Paris, BN, lat. 4404
Paris, Bibliothèque nationale de France, MS lat. 4404 is a medieval manuscript from the 9th century containing, among other legal texts, the Breviary of Alaric, and is notable also for containing illustrations of rulers.
The earliest examples of illustrations of rulers may have been illuminations in legal manuscripts, with lat. 4404 frequently cited as an instance: its frontispiece depicts Theodosius, Valentian, Marcian, and Majorian. The Breviary of Alaric is the only text in the manuscript with annotations.
The version of the Lex Salica was called a shortened version by Georg Heinrich Pertz, but Jean Marie Pardessus and Georg Waitz referred to it as amplification.
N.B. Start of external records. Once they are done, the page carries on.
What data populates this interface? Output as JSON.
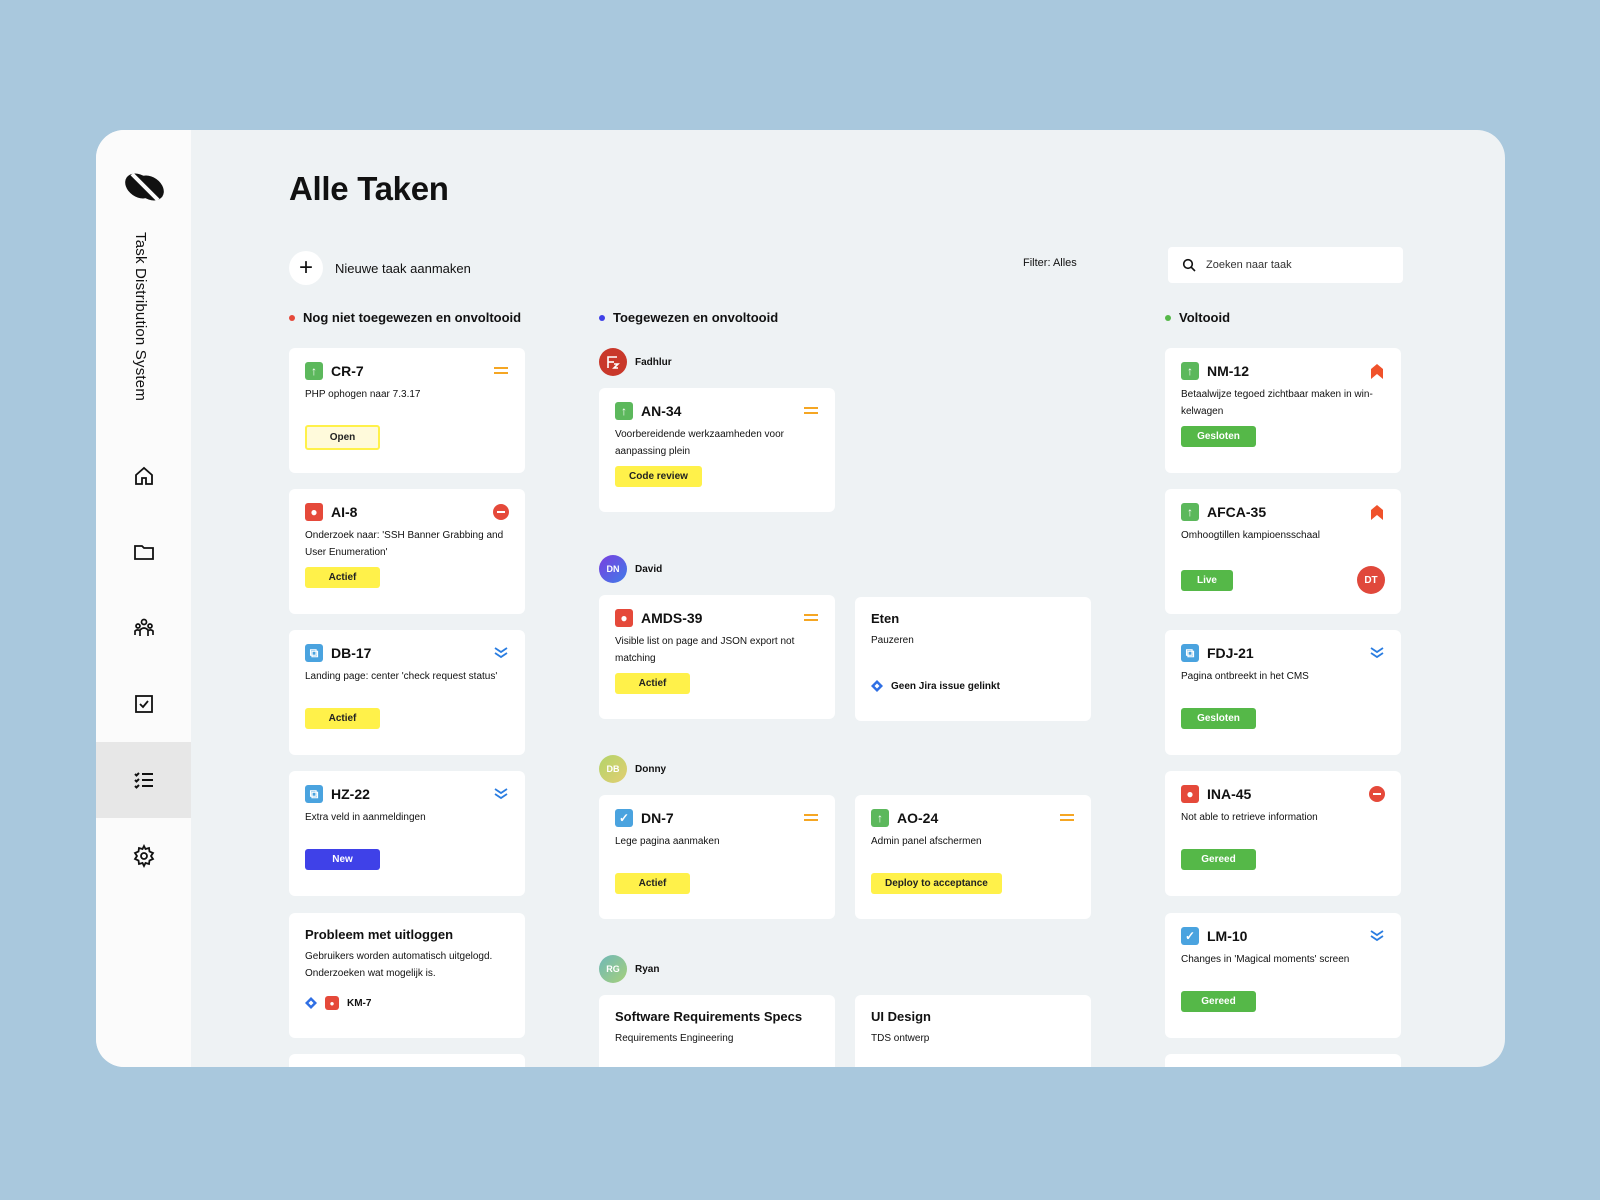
{
  "app": {
    "brand": "Task Distribution System"
  },
  "header": {
    "title": "Alle Taken",
    "new_task": "Nieuwe taak aanmaken",
    "filter": "Filter: Alles",
    "search_placeholder": "Zoeken naar taak"
  },
  "colors": {
    "unassigned": "#e5493a",
    "assigned": "#3f41e8",
    "done": "#55b848",
    "yellow": "#fff14a"
  },
  "columns": {
    "unassigned": {
      "label": "Nog niet toegewezen en onvoltooid",
      "cards": [
        {
          "key": "CR-7",
          "desc": "PHP ophogen naar 7.3.17",
          "badge": "Open"
        },
        {
          "key": "AI-8",
          "desc": "Onderzoek naar: 'SSH Banner Grabbing and User Enumeration'",
          "badge": "Actief"
        },
        {
          "key": "DB-17",
          "desc": "Landing page: center 'check request status'",
          "badge": "Actief"
        },
        {
          "key": "HZ-22",
          "desc": "Extra veld in aanmeldingen",
          "badge": "New"
        },
        {
          "title": "Probleem met uitloggen",
          "desc": "Gebruikers worden automatisch uitgelogd. Onderzoeken wat mogelijk is.",
          "link": "KM-7"
        }
      ]
    },
    "assigned": {
      "label": "Toegewezen en onvoltooid",
      "people": [
        {
          "name": "Fadhlur",
          "initials": "",
          "cards": [
            {
              "key": "AN-34",
              "desc": "Voorbereidende werkzaamheden voor aanpassing plein",
              "badge": "Code review"
            }
          ]
        },
        {
          "name": "David",
          "initials": "DN",
          "cards": [
            {
              "key": "AMDS-39",
              "desc": "Visible list on page and JSON export not matching",
              "badge": "Actief"
            },
            {
              "title": "Eten",
              "desc": "Pauzeren",
              "link": "Geen Jira issue gelinkt"
            }
          ]
        },
        {
          "name": "Donny",
          "initials": "DB",
          "cards": [
            {
              "key": "DN-7",
              "desc": "Lege pagina aanmaken",
              "badge": "Actief"
            },
            {
              "key": "AO-24",
              "desc": "Admin panel afschermen",
              "badge": "Deploy to acceptance"
            }
          ]
        },
        {
          "name": "Ryan",
          "initials": "RG",
          "cards": [
            {
              "title": "Software Requirements Specs",
              "desc": "Requirements Engineering"
            },
            {
              "title": "UI Design",
              "desc": "TDS ontwerp"
            }
          ]
        }
      ]
    },
    "done": {
      "label": "Voltooid",
      "cards": [
        {
          "key": "NM-12",
          "desc": "Betaalwijze tegoed zichtbaar maken in win-kelwagen",
          "badge": "Gesloten"
        },
        {
          "key": "AFCA-35",
          "desc": "Omhoogtillen kampioensschaal",
          "badge": "Live",
          "assignee": "DT"
        },
        {
          "key": "FDJ-21",
          "desc": "Pagina ontbreekt in het CMS",
          "badge": "Gesloten"
        },
        {
          "key": "INA-45",
          "desc": "Not able to retrieve information",
          "badge": "Gereed"
        },
        {
          "key": "LM-10",
          "desc": "Changes in 'Magical moments' screen",
          "badge": "Gereed"
        }
      ]
    }
  }
}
Waitz, following Pardessus, refers to the Lex Salica in 4404 as "the only manuscript where no trace of Christianity can be found", apparently neglecting the introduction to the text which speaks of the Franks as a people of God. While those authors saw in the version in 4404 "the most ancient" version of the text, Simon Stein argues that the number of mistakes alone is sufficient to prove that this is not the case.
The manuscript hails from Gaul, early 9th century, most likely from Tours or thereabouts. Some date and locate it more precisely—Samuel Collins dates production in 804, in the Tours scriptorium. A note by Étienne Baluze (1630-1718) explains that the manuscript came from Gallia Narbonensis and became part of the library of Jean-Baptiste Colbert (1619-1683). Before that, it was most likely owned by Julien Brodeau (1585-1653), a lawyer from Paris.
- Karkov, Catherine E. (2004). The Ruler Portraits of Anglo-Saxon England. Boydell. p. 207. ISBN 9781843830597.
- McKitterick, Rosamond (1989-06-29). The Carolingians and the Written Word. Cambridge UP. p. 45. ISBN 9780521315654. Retrieved 6 June 2014.
- Stein, Simon (1947). "Lex Salica, I". Speculum. 22 (2): 113–34. doi:10.2307/2854721. JSTOR 2854721.
- "Paris, Bibliothèque Nationale, Lat. 4404" (in German). University of Cologne. 2014. Retrieved 6 June 2014.
- Collins, Samuel W. (2012). The Carolingian Debate Over Sacred Space. Palgrave Macmillan. p. 194. ISBN 9781137295057.